▶ [Required action]:
With the images removed, reproduce each entry below word for word.

▶ [Material supplied]:
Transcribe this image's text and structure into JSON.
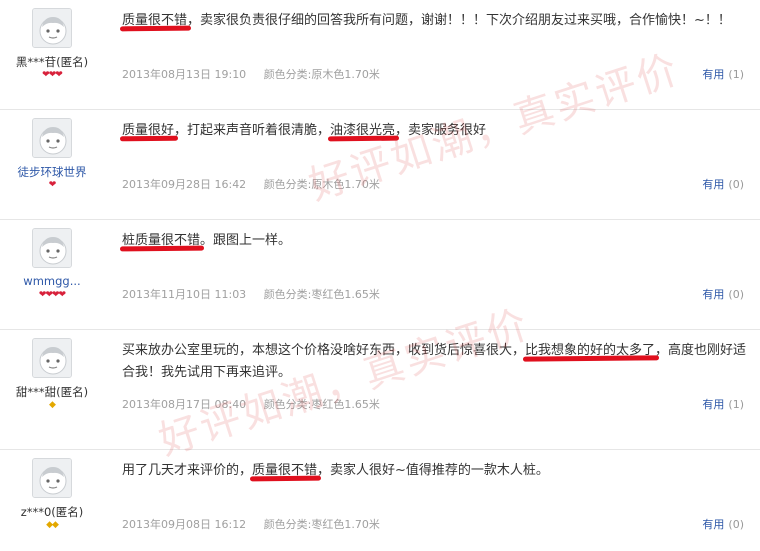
{
  "reviews": [
    {
      "user": "黑***苷(匿名)",
      "user_color": "#333333",
      "rank": {
        "type": "heart",
        "count": 3
      },
      "segments": [
        {
          "t": "质量很不错",
          "hl": true
        },
        {
          "t": "，卖家很负责很仔细的回答我所有问题，谢谢！！！下次介绍朋友过来买哦，合作愉快！~！！",
          "hl": false
        }
      ],
      "date": "2013年08月13日 19:10",
      "spec": "颜色分类:原木色1.70米",
      "useful_label": "有用",
      "useful_count": "(1)"
    },
    {
      "user": "徒步环球世界",
      "user_color": "#2e58a8",
      "rank": {
        "type": "heart",
        "count": 1
      },
      "segments": [
        {
          "t": "质量很好",
          "hl": true
        },
        {
          "t": "，打起来声音听着很清脆，",
          "hl": false
        },
        {
          "t": "油漆很光亮",
          "hl": true
        },
        {
          "t": "，卖家服务很好",
          "hl": false
        }
      ],
      "date": "2013年09月28日 16:42",
      "spec": "颜色分类:原木色1.70米",
      "useful_label": "有用",
      "useful_count": "(0)"
    },
    {
      "user": "wmmgg...",
      "user_color": "#2e58a8",
      "rank": {
        "type": "heart",
        "count": 4
      },
      "segments": [
        {
          "t": "桩质量很不错",
          "hl": true
        },
        {
          "t": "。跟图上一样。",
          "hl": false
        }
      ],
      "date": "2013年11月10日 11:03",
      "spec": "颜色分类:枣红色1.65米",
      "useful_label": "有用",
      "useful_count": "(0)"
    },
    {
      "user": "甜***甜(匿名)",
      "user_color": "#333333",
      "rank": {
        "type": "diamond",
        "count": 1
      },
      "segments": [
        {
          "t": "买来放办公室里玩的，本想这个价格没啥好东西，收到货后惊喜很大，",
          "hl": false
        },
        {
          "t": "比我想象的好的太多了",
          "hl": true
        },
        {
          "t": "，高度也刚好适合我！我先试用下再来追评。",
          "hl": false
        }
      ],
      "date": "2013年08月17日 08:40",
      "spec": "颜色分类:枣红色1.65米",
      "useful_label": "有用",
      "useful_count": "(1)"
    },
    {
      "user": "z***0(匿名)",
      "user_color": "#333333",
      "rank": {
        "type": "diamond",
        "count": 2
      },
      "segments": [
        {
          "t": "用了几天才来评价的，",
          "hl": false
        },
        {
          "t": "质量很不错",
          "hl": true
        },
        {
          "t": "，卖家人很好~值得推荐的一款木人桩。",
          "hl": false
        }
      ],
      "date": "2013年09月08日 16:12",
      "spec": "颜色分类:枣红色1.70米",
      "useful_label": "有用",
      "useful_count": "(0)"
    }
  ],
  "watermarks": [
    "好评如潮，真实评价",
    "好评如潮，真实评价"
  ],
  "colors": {
    "highlight": "#e0101e",
    "link": "#2e58a8",
    "meta": "#a0a0a0"
  }
}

▶ [Answer to the exercise]:
Transcribe this image's text and structure into JSON.
{
  "reviews": [
    {
      "user": "黑***苷(匿名)",
      "user_color": "#333333",
      "rank": {
        "type": "heart",
        "count": 3
      },
      "segments": [
        {
          "t": "质量很不错",
          "hl": true
        },
        {
          "t": "，卖家很负责很仔细的回答我所有问题，谢谢！！！下次介绍朋友过来买哦，合作愉快！~！！",
          "hl": false
        }
      ],
      "date": "2013年08月13日 19:10",
      "spec": "颜色分类:原木色1.70米",
      "useful_label": "有用",
      "useful_count": "(1)"
    },
    {
      "user": "徒步环球世界",
      "user_color": "#2e58a8",
      "rank": {
        "type": "heart",
        "count": 1
      },
      "segments": [
        {
          "t": "质量很好",
          "hl": true
        },
        {
          "t": "，打起来声音听着很清脆，",
          "hl": false
        },
        {
          "t": "油漆很光亮",
          "hl": true
        },
        {
          "t": "，卖家服务很好",
          "hl": false
        }
      ],
      "date": "2013年09月28日 16:42",
      "spec": "颜色分类:原木色1.70米",
      "useful_label": "有用",
      "useful_count": "(0)"
    },
    {
      "user": "wmmgg...",
      "user_color": "#2e58a8",
      "rank": {
        "type": "heart",
        "count": 4
      },
      "segments": [
        {
          "t": "桩质量很不错",
          "hl": true
        },
        {
          "t": "。跟图上一样。",
          "hl": false
        }
      ],
      "date": "2013年11月10日 11:03",
      "spec": "颜色分类:枣红色1.65米",
      "useful_label": "有用",
      "useful_count": "(0)"
    },
    {
      "user": "甜***甜(匿名)",
      "user_color": "#333333",
      "rank": {
        "type": "diamond",
        "count": 1
      },
      "segments": [
        {
          "t": "买来放办公室里玩的，本想这个价格没啥好东西，收到货后惊喜很大，",
          "hl": false
        },
        {
          "t": "比我想象的好的太多了",
          "hl": true
        },
        {
          "t": "，高度也刚好适合我！我先试用下再来追评。",
          "hl": false
        }
      ],
      "date": "2013年08月17日 08:40",
      "spec": "颜色分类:枣红色1.65米",
      "useful_label": "有用",
      "useful_count": "(1)"
    },
    {
      "user": "z***0(匿名)",
      "user_color": "#333333",
      "rank": {
        "type": "diamond",
        "count": 2
      },
      "segments": [
        {
          "t": "用了几天才来评价的，",
          "hl": false
        },
        {
          "t": "质量很不错",
          "hl": true
        },
        {
          "t": "，卖家人很好~值得推荐的一款木人桩。",
          "hl": false
        }
      ],
      "date": "2013年09月08日 16:12",
      "spec": "颜色分类:枣红色1.70米",
      "useful_label": "有用",
      "useful_count": "(0)"
    }
  ],
  "watermarks": [
    "好评如潮，真实评价",
    "好评如潮，真实评价"
  ],
  "colors": {
    "highlight": "#e0101e",
    "link": "#2e58a8",
    "meta": "#a0a0a0"
  }
}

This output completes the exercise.